sending messages back in time and informing our side of what the enemy is about to do.
How did you achieve that peculiar look in the dream sequences? I shot it with a hand-held video camera and then re-photographed it on a tele- vision set.
That’s actually your voice narrating the dream. Is it? I don’t remember. Yeah, maybe it is my voice. Probably.
Watching Darkness, the AIDS metaphor appears explicit in the explosive exchange of fluids as a means of spreading the possession from person to person. Incidentally, Anne Howard, the girl who is first possessed by the fluid, is now America’s fabulous queen of commer- cials – but, yes, I see what you mean. I don’t know that I considered the AIDS metaphor at the time but I think one can read into it, certainly. I don’t reject that idea out of hand but since it was meant as this sort of obscene liquid, that was more of what I was thinking. See, when you are dealing with me, the simpler the idea, the better off you are going to be because I don’t tend to over-intellectualize these things. But I also don’t negate what you are saying.
The movie could also be seen as a response to critics who attacked your earlier films for being “anti-in- tellectual.” Uh-huh, and I don’t know what they were talking about. Maybe it’s accu- rate but I don’t think so. I’ve always maintained that movies aren’t an intel- lectual medium, I’ll give them that. They are driven by the audience’s emotional responses but maybe there is a bit of anti-intellectualism that has crept in. I don’t know. It was uninten- tional, if it was.
Darkness name-drops famed physicist Erwin Schrödinger in the opening fifteen minutes, and in Pro- fessor Birack you have a powerful intellectual presence. I know, but that wasn’t a conscious move on my part to counter those crit- icisms. That was only because of my obsession with quantum mechanics. Mentioning every scientist or physicist that was involved was not my trying to prove to everybody that I was now being intellectual. It didn’t go that way.
The canister of liquid is another of your amorphous monsters follow-
Face Of Fear: Kelly (Susan Blanchard) in the grip of the Devil.
ing on from the faceless hordes of Assault on Precinct 13, the masked maniac of Halloween, the vengeful sea mist of The Fog and the shape- shifting alien of The Thing. See a pattern emerging here? [Laughs] Yes, I do and it’s very simple. When I sit down and think about evil, and there is evil in the world, it’s often very hard to get a hold of it and grasp the why of it – what is going on? It just seems to exist outside of our under- standing. I mean, we have made some big leaps in as far as trying to under- stand what evil is all about. Yes, it’s a lack of empathy but that’s a very cold scientific explanation. I often feel com- fortable portraying evil as something almost indefinable; something that is just out of our reach, that we are never quite able to put our finger on.
By removing the human element from your monsters? Sometimes, yes. Sometimes that is scarier. There is a trend in movies – and I’m not quite sure where it began – but now it’s become a rule that you

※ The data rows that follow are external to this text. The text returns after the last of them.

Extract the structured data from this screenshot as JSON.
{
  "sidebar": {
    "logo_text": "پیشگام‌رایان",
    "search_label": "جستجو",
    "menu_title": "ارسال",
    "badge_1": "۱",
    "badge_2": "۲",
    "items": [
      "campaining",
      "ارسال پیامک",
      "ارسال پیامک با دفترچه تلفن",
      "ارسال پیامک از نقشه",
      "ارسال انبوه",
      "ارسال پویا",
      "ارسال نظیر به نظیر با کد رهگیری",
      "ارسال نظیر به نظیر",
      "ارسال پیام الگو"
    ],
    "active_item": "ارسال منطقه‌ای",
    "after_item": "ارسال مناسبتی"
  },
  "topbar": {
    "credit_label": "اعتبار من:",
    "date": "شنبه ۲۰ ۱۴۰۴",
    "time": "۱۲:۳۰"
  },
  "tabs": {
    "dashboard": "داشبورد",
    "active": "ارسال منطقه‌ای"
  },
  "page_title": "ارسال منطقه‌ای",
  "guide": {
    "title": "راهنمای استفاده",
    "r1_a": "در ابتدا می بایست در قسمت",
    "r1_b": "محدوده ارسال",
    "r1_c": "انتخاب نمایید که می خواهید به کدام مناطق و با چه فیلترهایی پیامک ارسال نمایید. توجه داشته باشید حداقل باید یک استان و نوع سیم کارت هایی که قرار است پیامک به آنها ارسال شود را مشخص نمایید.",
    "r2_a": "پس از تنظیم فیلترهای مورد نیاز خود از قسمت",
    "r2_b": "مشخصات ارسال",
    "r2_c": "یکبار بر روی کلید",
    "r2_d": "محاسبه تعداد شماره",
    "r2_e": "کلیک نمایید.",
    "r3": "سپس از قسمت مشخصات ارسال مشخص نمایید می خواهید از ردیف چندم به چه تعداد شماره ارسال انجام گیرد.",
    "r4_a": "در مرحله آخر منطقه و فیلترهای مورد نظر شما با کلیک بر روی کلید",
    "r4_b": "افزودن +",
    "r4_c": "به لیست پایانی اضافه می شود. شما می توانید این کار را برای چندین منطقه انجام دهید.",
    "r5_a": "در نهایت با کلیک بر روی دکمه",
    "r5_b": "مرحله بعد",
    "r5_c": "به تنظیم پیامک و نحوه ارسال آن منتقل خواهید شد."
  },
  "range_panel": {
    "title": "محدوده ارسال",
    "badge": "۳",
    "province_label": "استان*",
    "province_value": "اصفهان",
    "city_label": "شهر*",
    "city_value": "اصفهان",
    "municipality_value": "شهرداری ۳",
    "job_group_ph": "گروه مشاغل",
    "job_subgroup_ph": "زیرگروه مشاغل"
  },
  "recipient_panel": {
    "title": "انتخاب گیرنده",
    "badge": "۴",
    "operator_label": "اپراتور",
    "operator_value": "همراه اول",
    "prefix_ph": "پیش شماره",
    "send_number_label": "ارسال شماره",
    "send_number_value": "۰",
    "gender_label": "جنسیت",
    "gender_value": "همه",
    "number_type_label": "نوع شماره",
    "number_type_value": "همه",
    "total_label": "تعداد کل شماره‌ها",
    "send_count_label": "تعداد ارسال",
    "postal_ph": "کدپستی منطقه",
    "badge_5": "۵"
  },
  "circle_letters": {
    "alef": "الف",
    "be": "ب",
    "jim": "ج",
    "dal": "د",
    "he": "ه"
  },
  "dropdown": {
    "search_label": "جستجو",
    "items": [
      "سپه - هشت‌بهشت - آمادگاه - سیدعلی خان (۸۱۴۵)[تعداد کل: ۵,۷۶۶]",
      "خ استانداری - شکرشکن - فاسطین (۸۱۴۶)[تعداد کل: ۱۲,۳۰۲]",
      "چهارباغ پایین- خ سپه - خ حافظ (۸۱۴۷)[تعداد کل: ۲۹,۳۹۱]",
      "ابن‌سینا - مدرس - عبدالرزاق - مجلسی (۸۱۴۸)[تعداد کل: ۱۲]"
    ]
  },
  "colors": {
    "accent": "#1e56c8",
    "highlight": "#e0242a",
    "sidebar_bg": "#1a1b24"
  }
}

just can’t have a creature or a thing as the villain. There has to be a human vil- lain involved too. That may have come from Jaws, where you had the mayor opening the beaches against all sane advice, and so he was a human we could hate. I remember a studio exec- utive telling me that once: “It just can’t be a giant creature or the Devil or evil, it must have a human face too.” I didn’t know what he was talking about.
You once told me that you do not believe in God – Yes, but let me change that a little: I don’t believe in the supernatural. I don’t believe in supernatural acts. I don’t think they are real. Maybe that’s a better way of putting it, but yes, you are absolutely right.
Did you consider Darkness as some kind of statement on religious faith? I would not say it’s a statement on it, no. I don’t believe that movies should make statements.